By the end of the eighteenth century, not just novel readers but most novel writers were women, too. And most historians, along with their readers, were men. As the discipline of history, the anti-novel, emerged, and especially as it professionalized, it defined itself as the domain of men. (Women might write biography, or dabble in genealogy.) Eighteenth-century observers, in other words, understood the distinction between history and fiction not merely and maybe not even predominantly as a distinction between truth and invention but as a distinction between stories by, about, and of interest to men and stories by, about, and of interest to women. Women read novels, women wrote novels, women were the heroines of novels. Men read history, men wrote history, men were the heroes of history. (When men wrote novels, Godwin suggested, this was regarded as “a symptom of effeminacy.”)Is “history at risk”? If women barely read it at all, and if men mostly read books with titles like “Guts and Guns,” it just might be. “A History of Histories” and “The Purpose of the Past” offer a useful reminder that history is a long and endlessly interesting argument, where evidence is everything and storytelling is everything else. But, as for telling stories, maybe historians still have a few things to learn from novelists. Reading Jane Austen being I think very excusable in an Historian.

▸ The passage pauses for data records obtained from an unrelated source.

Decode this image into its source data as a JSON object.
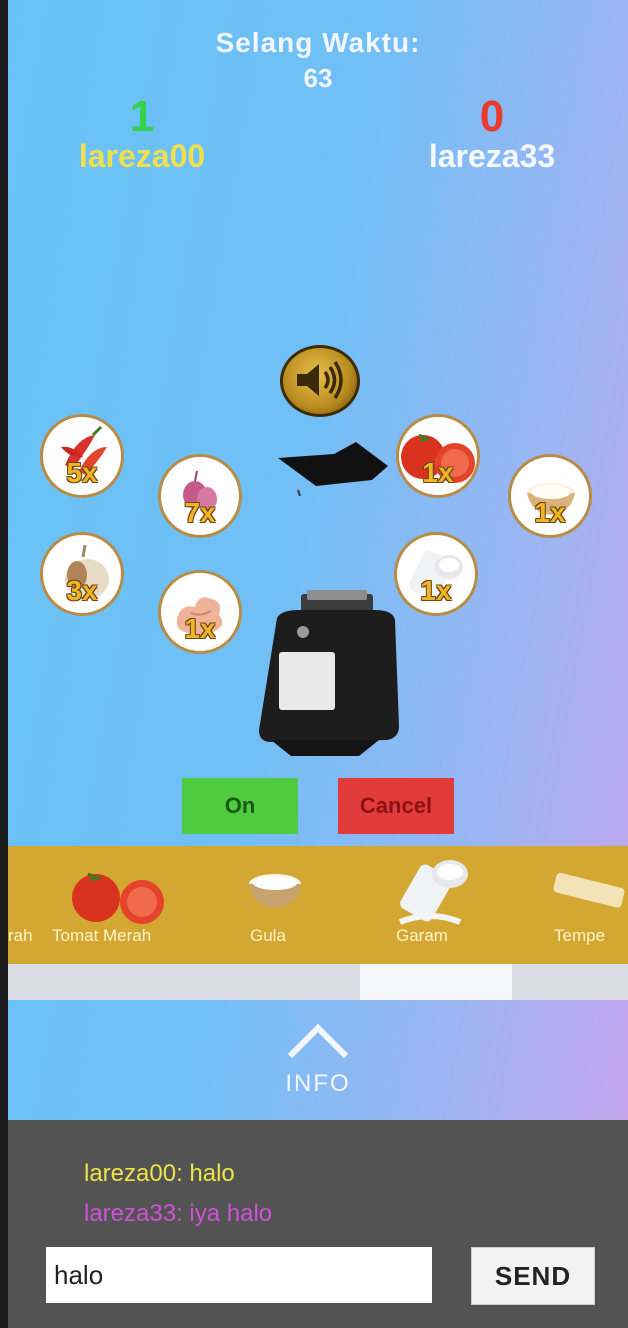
{
  "timer": {
    "label": "Selang Waktu:",
    "value": "63"
  },
  "players": [
    {
      "name": "lareza00",
      "score": "1"
    },
    {
      "name": "lareza33",
      "score": "0"
    }
  ],
  "ingredients": [
    {
      "id": "cabai",
      "icon": "chili-icon",
      "qty": "5x"
    },
    {
      "id": "bawang-merah",
      "icon": "shallot-icon",
      "qty": "7x"
    },
    {
      "id": "bawang-putih",
      "icon": "garlic-icon",
      "qty": "3x"
    },
    {
      "id": "kencur",
      "icon": "ginger-icon",
      "qty": "1x"
    },
    {
      "id": "tomat",
      "icon": "tomato-icon",
      "qty": "1x"
    },
    {
      "id": "gula",
      "icon": "sugar-icon",
      "qty": "1x"
    },
    {
      "id": "garam",
      "icon": "salt-icon",
      "qty": "1x"
    }
  ],
  "buttons": {
    "on": "On",
    "cancel": "Cancel"
  },
  "shelf": [
    {
      "label": "rah",
      "icon": "partial-item-icon"
    },
    {
      "label": "Tomat Merah",
      "icon": "tomato-icon"
    },
    {
      "label": "Gula",
      "icon": "sugar-bowl-icon"
    },
    {
      "label": "Garam",
      "icon": "salt-icon"
    },
    {
      "label": "Tempe",
      "icon": "tempe-icon"
    }
  ],
  "info": {
    "label": "INFO"
  },
  "chat": {
    "messages": [
      {
        "text": "lareza00: halo",
        "color": "#eee34a"
      },
      {
        "text": "lareza33: iya halo",
        "color": "#cf52d8"
      }
    ],
    "input_value": "halo",
    "send_label": "SEND"
  }
}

Occasionally on the literary blogs there will erupt a debate about "masculinist" vs. "feminist" literature. Why don't female readers respond to Philip Roth or Chuck Palahniuk as positively as male readers? Why didn't some women "get" Into the Wild? These debates annoy me. Fiction shouldn't essentially be limited to one gender or another, but it does speak volumes if an author's misogyny undermines his artistic endeavor. But what makes me uncomfortable about such debates is that they also track the discussion of what is good literature, and why it must be "universally" appreciated. I am guilty of it myself, but the devaluation of "chick lit" (a charge against Austen in her time) is extremely condescending. But at the same time, I wish I could shout to Harold Bloom that it is not only "masculine" prose that is great--there are plenty of excellent female writers! It seems that the "good literature" is only written by men, as are the standards for greatness, and as are the arbiters of that quality. Not too long ago, fiction wasn't even considered worthy of male attention. The literary playing field is still as gendered as it was a century ago.